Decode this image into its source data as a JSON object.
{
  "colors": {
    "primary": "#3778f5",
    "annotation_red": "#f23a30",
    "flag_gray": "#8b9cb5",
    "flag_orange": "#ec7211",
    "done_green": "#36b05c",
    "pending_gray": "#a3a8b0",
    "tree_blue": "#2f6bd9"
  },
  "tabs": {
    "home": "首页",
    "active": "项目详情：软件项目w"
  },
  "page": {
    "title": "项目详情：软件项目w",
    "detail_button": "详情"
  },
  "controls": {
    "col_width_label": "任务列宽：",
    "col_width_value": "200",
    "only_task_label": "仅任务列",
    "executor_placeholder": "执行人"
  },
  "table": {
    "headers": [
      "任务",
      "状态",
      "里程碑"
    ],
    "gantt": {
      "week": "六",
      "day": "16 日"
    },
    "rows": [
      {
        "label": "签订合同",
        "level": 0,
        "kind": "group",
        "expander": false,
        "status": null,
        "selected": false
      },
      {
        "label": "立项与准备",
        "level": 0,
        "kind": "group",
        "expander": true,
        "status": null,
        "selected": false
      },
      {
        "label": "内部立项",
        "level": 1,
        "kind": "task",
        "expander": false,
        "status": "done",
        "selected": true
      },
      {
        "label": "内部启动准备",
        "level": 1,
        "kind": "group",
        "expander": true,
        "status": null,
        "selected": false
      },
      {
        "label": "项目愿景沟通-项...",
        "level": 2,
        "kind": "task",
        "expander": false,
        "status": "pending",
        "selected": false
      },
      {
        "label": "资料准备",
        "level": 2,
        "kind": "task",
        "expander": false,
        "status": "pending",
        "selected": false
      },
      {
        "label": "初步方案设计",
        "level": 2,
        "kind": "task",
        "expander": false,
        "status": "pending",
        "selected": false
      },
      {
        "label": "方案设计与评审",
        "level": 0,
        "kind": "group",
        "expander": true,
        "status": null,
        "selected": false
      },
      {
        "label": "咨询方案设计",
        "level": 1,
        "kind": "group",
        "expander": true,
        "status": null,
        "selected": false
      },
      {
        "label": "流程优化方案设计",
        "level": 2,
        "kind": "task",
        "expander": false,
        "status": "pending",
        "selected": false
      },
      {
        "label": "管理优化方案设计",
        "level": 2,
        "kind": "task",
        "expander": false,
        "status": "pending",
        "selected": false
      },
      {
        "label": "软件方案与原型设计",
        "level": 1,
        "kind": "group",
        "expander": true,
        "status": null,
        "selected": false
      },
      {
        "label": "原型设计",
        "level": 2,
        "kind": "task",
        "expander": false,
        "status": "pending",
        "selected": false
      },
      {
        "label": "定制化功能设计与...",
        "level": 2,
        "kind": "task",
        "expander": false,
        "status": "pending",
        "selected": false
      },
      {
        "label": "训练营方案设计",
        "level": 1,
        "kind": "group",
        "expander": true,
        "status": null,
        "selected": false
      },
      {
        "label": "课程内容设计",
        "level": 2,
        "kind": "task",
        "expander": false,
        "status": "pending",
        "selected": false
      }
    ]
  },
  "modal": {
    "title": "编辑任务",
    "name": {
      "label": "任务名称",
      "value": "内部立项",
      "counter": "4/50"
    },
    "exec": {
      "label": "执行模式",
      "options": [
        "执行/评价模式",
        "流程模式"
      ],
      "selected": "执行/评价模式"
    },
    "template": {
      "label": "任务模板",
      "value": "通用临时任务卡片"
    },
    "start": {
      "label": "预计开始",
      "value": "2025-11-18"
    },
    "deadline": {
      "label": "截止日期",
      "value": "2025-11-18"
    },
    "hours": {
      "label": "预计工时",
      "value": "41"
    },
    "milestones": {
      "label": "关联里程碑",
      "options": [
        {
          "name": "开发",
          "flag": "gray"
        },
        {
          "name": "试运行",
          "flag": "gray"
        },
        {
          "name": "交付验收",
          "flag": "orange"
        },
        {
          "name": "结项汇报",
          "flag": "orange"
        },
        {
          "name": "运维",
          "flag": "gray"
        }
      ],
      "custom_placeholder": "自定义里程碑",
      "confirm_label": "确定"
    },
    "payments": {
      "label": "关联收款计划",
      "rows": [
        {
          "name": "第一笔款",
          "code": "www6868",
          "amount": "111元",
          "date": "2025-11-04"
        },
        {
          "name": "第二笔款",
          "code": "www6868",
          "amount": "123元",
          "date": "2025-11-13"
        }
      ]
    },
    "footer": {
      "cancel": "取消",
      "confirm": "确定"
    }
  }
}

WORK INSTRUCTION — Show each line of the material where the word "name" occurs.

TASK RESULT —
    "name": {
          "name": "开发",
          "name": "试运行",
          "name": "交付验收",
          "name": "结项汇报",
          "name": "运维",
          "name": "第一笔款",
          "name": "第二笔款",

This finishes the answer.